If you’re not sure what charity to give to, many investors are interested in perhaps considering a donor-advised fund as an alternative to a private foundation, effectively allows you to get your own account as part of a public charity, as a public foundation, and you get to effectively make your donation this year, and then you get your receipt for 2023. You don’t have the AMT issue, and then you can then choose to redirect those funds in future years or decades going forward to any of the 86,000 registered charities in Canada. So a donor-advised fund can be a great solution for charitable giving if you potentially could be subject to the AMT rules that kicking on Jan 1, 2024.

Finally, we have to keep in mind that 2023 is also the first year for a first home savings account to be open. So if you’re a first-time buyer who’s a resident of Canada, at least 18 years of age, opening up an FHSA allows you to save tax-free for the purchase of a first home in Canada. So this is the first year it’s been available, and the room, the FHSA room, it’s $8,000 per year up to $40,000. That room only begins accumulating when you open the account. So our advice is that if you do qualify as a first-time home buyer, which is defined as no home in the current year or the previous four calendar years, then at least open up an account in 2023, that will then allow you to carry forward any unused room up to $8,000 to next year, and so that you can maybe make that contribution in a subsequent year.

It’s important to remember that you don’t have to claim a deduction in the year you make the contribution.
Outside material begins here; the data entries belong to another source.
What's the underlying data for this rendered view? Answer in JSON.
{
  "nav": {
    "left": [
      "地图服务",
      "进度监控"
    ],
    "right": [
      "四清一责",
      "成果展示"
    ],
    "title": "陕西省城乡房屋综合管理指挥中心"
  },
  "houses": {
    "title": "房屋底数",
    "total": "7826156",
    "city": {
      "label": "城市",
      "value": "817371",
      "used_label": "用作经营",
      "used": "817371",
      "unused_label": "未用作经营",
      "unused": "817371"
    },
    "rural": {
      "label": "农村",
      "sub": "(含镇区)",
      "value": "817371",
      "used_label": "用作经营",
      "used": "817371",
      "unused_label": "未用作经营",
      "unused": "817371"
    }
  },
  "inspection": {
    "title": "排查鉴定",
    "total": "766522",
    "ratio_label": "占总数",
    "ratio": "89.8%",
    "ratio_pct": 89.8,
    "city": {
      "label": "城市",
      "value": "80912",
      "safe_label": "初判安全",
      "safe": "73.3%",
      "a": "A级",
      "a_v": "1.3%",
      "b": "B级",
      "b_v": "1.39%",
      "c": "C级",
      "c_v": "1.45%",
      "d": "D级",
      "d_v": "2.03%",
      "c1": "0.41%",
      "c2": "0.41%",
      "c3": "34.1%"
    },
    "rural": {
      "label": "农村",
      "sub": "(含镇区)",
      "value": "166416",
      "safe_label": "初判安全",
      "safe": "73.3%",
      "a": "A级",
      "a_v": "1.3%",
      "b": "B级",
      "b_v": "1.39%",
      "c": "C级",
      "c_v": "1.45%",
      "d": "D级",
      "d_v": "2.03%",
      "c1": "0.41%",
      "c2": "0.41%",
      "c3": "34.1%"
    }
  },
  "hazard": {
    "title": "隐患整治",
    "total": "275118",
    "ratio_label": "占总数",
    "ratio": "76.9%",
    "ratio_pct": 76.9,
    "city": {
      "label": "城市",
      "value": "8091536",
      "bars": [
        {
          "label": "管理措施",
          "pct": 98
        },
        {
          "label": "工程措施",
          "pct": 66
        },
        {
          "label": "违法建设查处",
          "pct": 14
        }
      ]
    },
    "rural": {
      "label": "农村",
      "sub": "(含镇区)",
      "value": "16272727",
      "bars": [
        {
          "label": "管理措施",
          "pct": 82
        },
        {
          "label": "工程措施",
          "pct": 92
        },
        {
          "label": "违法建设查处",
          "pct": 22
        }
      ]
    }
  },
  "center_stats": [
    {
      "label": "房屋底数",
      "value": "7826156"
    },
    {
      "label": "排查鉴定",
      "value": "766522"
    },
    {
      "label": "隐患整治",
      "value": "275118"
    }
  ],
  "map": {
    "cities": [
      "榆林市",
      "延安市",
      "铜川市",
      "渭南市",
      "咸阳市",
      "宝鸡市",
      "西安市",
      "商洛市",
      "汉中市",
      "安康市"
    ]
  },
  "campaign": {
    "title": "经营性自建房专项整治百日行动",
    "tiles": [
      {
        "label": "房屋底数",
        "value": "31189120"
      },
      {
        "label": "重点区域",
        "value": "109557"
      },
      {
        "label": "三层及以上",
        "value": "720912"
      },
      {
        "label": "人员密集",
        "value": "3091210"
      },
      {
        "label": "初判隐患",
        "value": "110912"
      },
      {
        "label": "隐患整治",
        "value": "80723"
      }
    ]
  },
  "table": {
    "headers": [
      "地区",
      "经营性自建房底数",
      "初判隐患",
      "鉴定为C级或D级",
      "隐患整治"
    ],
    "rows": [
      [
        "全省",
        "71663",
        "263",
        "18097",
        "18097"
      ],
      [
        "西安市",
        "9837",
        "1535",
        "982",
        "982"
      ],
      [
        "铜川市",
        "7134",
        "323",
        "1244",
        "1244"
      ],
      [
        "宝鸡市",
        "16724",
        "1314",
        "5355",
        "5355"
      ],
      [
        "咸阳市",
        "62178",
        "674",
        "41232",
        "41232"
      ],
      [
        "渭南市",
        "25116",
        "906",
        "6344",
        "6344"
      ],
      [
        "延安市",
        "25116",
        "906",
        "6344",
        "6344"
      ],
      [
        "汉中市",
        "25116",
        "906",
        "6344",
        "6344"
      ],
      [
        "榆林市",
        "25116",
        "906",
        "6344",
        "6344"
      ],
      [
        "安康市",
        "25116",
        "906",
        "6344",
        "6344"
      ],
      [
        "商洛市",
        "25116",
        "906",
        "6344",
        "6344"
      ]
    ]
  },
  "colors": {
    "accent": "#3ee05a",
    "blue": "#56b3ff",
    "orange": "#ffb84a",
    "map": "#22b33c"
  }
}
So, for example, if you’re in a lower tax bracket, you’re going to be a higher tax bracket later on. Maybe you open up your FHSA in 2023, you put in your 8,000, but you don’t claim that deduction for many years until you’re a higher tax bracket. Keep in mind that, unlike the RRSPs, contributions that you make within first 60 days of 2024 cannot be deducted in 2023. So it’s really, really important to try to get that FHSA contribution in there if you can by December 31, 2023.

And again, if you don’t have the full amount to make the full 8,000, put in what you can, and then that carry-forward room will be available to you starting in 2024.